In order to write the manual on recovery, I decided that what I needed to do was interview people who had healed, often seemingly despite all odds, so I could better understand what they attributed their healing to. I then would need to talk to loved ones and staff, to gain their perspective. This, in itself, was a huge undertaking, but the most difficult time came after I completed these thousands of interviews. I was dumbfounded to find that there was seemingly no commonality — not just between the 3 stakeholder groups, but within them. There really did appear to be just as many paths to healing as there were to illness and it felt, for a time, as though every single person would need their own completely innovative and targeted plan for healing. While the idea of completely individual, tailored and targeted healing plans seems ideal, it also would mean that recovery would be impossible to implement systemically.
But, fortunately, with the help of my patient and dedicated husband, who by that point had taken a very demanding job outside of his contribution to Health Action Network, a commonality began to emerge from the thousands of index cards that were, by then, lining the rooms of our home in San Francisco. Each index card ended up being a crucial piece of the puzzle, but when you don’t see the picture of the puzzle before attempting to put it together, it can feel like an impossible task with endless possibilities. Ultimately, 8 principles (attitudinal) and 12 strategies (skills) emerged as the pattern and I spent day after day and night after night, turning this beautiful and complicated puzzle into book form.
The manual that felt absolutely impossible to write was published in the year 2000 as The Power of Procovery in Healing Mental Illness: Just Start Anywhere.
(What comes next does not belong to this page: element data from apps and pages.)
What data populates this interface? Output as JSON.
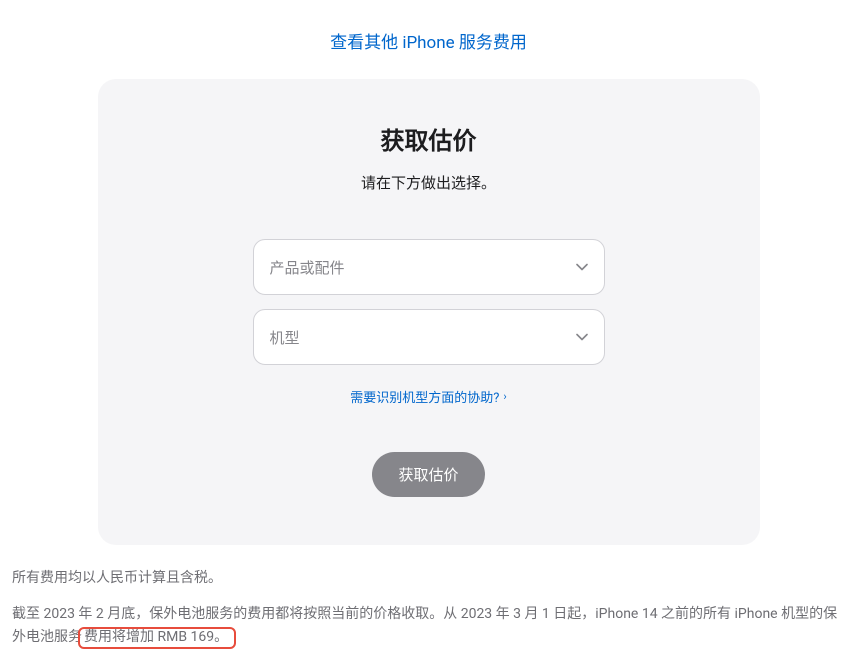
{
  "topLink": {
    "label": "查看其他 iPhone 服务费用"
  },
  "card": {
    "title": "获取估价",
    "subtitle": "请在下方做出选择。",
    "select1": {
      "placeholder": "产品或配件"
    },
    "select2": {
      "placeholder": "机型"
    },
    "helpLink": {
      "label": "需要识别机型方面的协助?"
    },
    "button": {
      "label": "获取估价"
    }
  },
  "footer": {
    "line1": "所有费用均以人民币计算且含税。",
    "line2_part1": "截至 2023 年 2 月底，保外电池服务的费用都将按照当前的价格收取。从 2023 年 3 月 1 日起，iPhone 14 之前的所有 iPhone 机型的保外电池服务",
    "line2_highlight": "费用将增加 RMB 169。"
  }
}
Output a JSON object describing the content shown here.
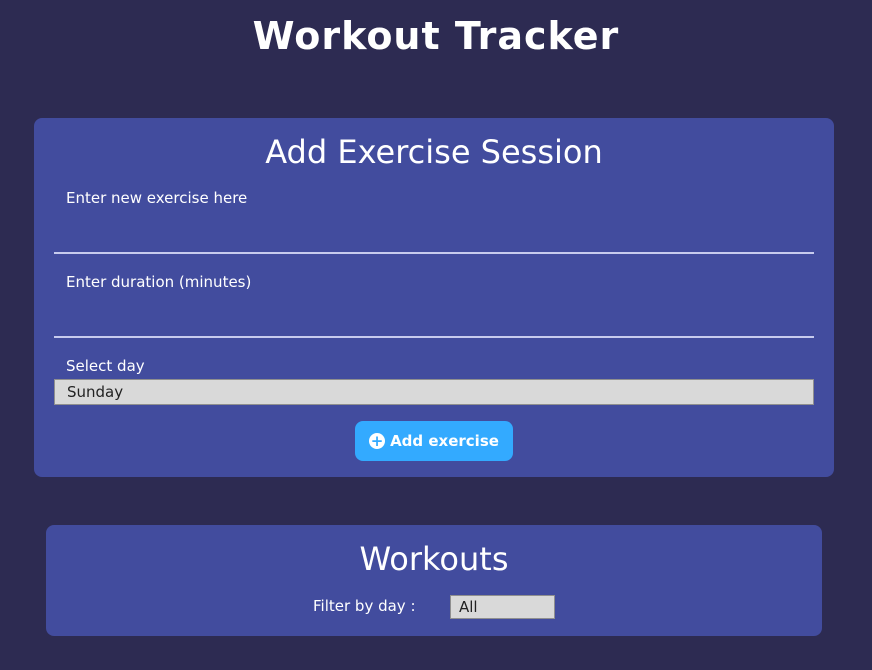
{
  "app": {
    "title": "Workout Tracker"
  },
  "add_session": {
    "title": "Add Exercise Session",
    "exercise_label": "Enter new exercise here",
    "exercise_value": "",
    "duration_label": "Enter duration (minutes)",
    "duration_value": "",
    "day_label": "Select day",
    "day_selected": "Sunday",
    "add_button_label": "Add exercise",
    "add_button_icon": "plus-circle-icon"
  },
  "workouts": {
    "title": "Workouts",
    "filter_label": "Filter by day :",
    "filter_selected": "All"
  },
  "colors": {
    "background": "#2d2b52",
    "panel": "#424c9e",
    "button": "#33aaff",
    "text": "#ffffff"
  }
}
Please check back for Part Six, the final piece of the The Wisconsin Days series, soon!